Andiamo, amici!

For as long as I can remember, I've wanted a vintage Vespa scooter.

Years ago, when I was really, really poor, I'd longingly look at pictures of old Vespas and think, "if I only had the money..."  Then, when I had a big-girl salary, I started to think, "if I could only save enough money, maybe someday". Then, a few years ago, I actually started looking at them in earnest - realizing that I could probably swing the money if I didn't blow my tax return on something stupid like bills.

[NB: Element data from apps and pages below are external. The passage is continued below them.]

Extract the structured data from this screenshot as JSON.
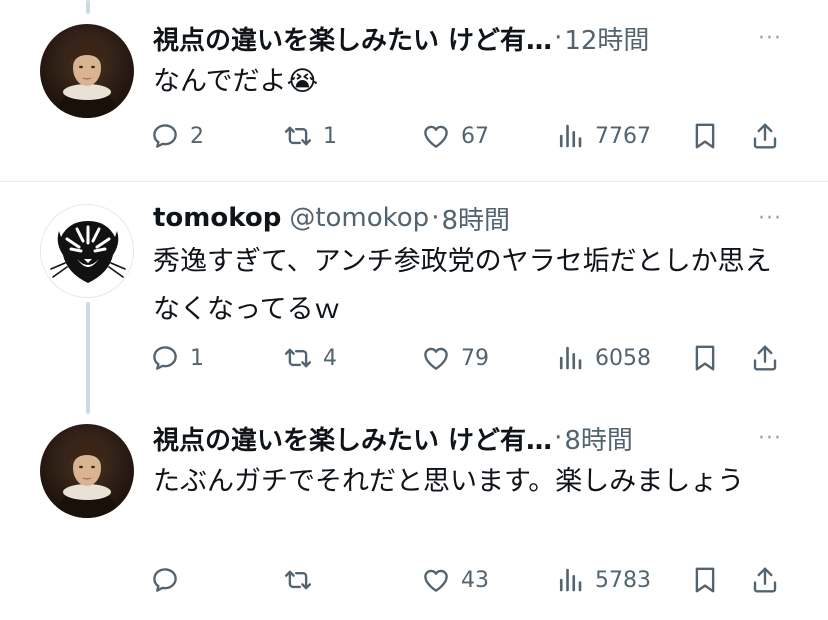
{
  "tweets": [
    {
      "name": "視点の違いを楽しみたい けど有…",
      "handle": "",
      "separator": "·",
      "time": "12時間",
      "text": "なんでだよ😭",
      "replies": "2",
      "retweets": "1",
      "likes": "67",
      "views": "7767"
    },
    {
      "name": "tomokop",
      "handle": "@tomokop",
      "separator": "·",
      "time": "8時間",
      "text": "秀逸すぎて、アンチ参政党のヤラセ垢だとしか思えなくなってるｗ",
      "replies": "1",
      "retweets": "4",
      "likes": "79",
      "views": "6058"
    },
    {
      "name": "視点の違いを楽しみたい けど有…",
      "handle": "",
      "separator": "·",
      "time": "8時間",
      "text": "たぶんガチでそれだと思います。楽しみましょう",
      "replies": "",
      "retweets": "",
      "likes": "43",
      "views": "5783"
    }
  ],
  "more_glyph": "···",
  "icons": {
    "reply": "reply-icon",
    "retweet": "retweet-icon",
    "like": "heart-icon",
    "views": "views-icon",
    "bookmark": "bookmark-icon",
    "share": "share-icon"
  },
  "colors": {
    "text": "#0f1419",
    "secondary": "#536471",
    "thread_line": "#cfd9de",
    "divider": "#e6ecf0"
  }
}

For about four or five summers I've trolled the Internet for restored Vespas, hoping that the right one would fall in my lap. Unfortunately, I'd done a lot of research and I found that most of the "restored" scooters online were Frankenstein monsters - cobbled-together parts from various models and years. So, I started looking for people who did restorations so I could actually control what I got.

It was quite an adventure, let me tell you.

To cut to the chase, I ended up going with a restorer in Vietnam. Vespa purists will now be screaming their heads off because, from what I've read, the Vietnamese restorations are often pretty badly done and they are generally jazzed up with a bunch of extra chrome that was not found on original Vespas. However, I liked the guy I was dealing with, he provided a number of references that turned out to be very good, and he has been nothing but professional since day one. And the icing on the cake is that the entire bill, including shipping, was $1,500 less than what I would have paid for a similar quality restoration in the U.S.

By the time I was ready to send him a down payment, I knew (pretty much) what I wanted. My preference is for the older VBB models - these were built from 1958 through 1967 and have the bicycle-seat shaped seat with the pillion for a rider. I wanted the spare tire mounted in the front well as they were originally (many restorations replace the front-mounted spare with a glove box). And, I wanted a front and rear rack so I could tote stuff - like my dogs in a basket. What I didn't know was what color I wanted and, let me tell you, that ended up being the hardest decision of them all.

The issue was that I could have, quite literally, any color I could conceive of. So, as I thumbed through the Pantone color book, every other swatch appealed to me for one reason or another. I vacillated between variations of yellow, blue, green, and even orange. In the end, I settled on two colors - a beautiful light greenish-blue (Pantone 331c) or an olive and cream two-tone paint job. Cassandra offered up these words of wisdom, "You want to feel like you're on holiday every day you ride it" which sealed the deal for the green.

 I also changed my mind about 10 times regarding the seat covers... but that's another story of frustration.

The scooter is on a freighter headed for Los Angeles now. Once it's on American soil it will be transferred to a truck that will deliver it to the Milwaukee customs office. I expect it will be delivered in about a week. And I can barely contain myself, I'm so excited.

My 1961 Vespa VBB (with floor mats for some reason...)

You know those "bucket lists" everyone talks about? Well, I get to check one off mine now. I highly recommend fulfilling a wish... It's a great feeling.

- Alex

1 comment:

  1. You are such a lil' hipster chick! So cute! To bad you couldn't ride bad boy out to visit us ;)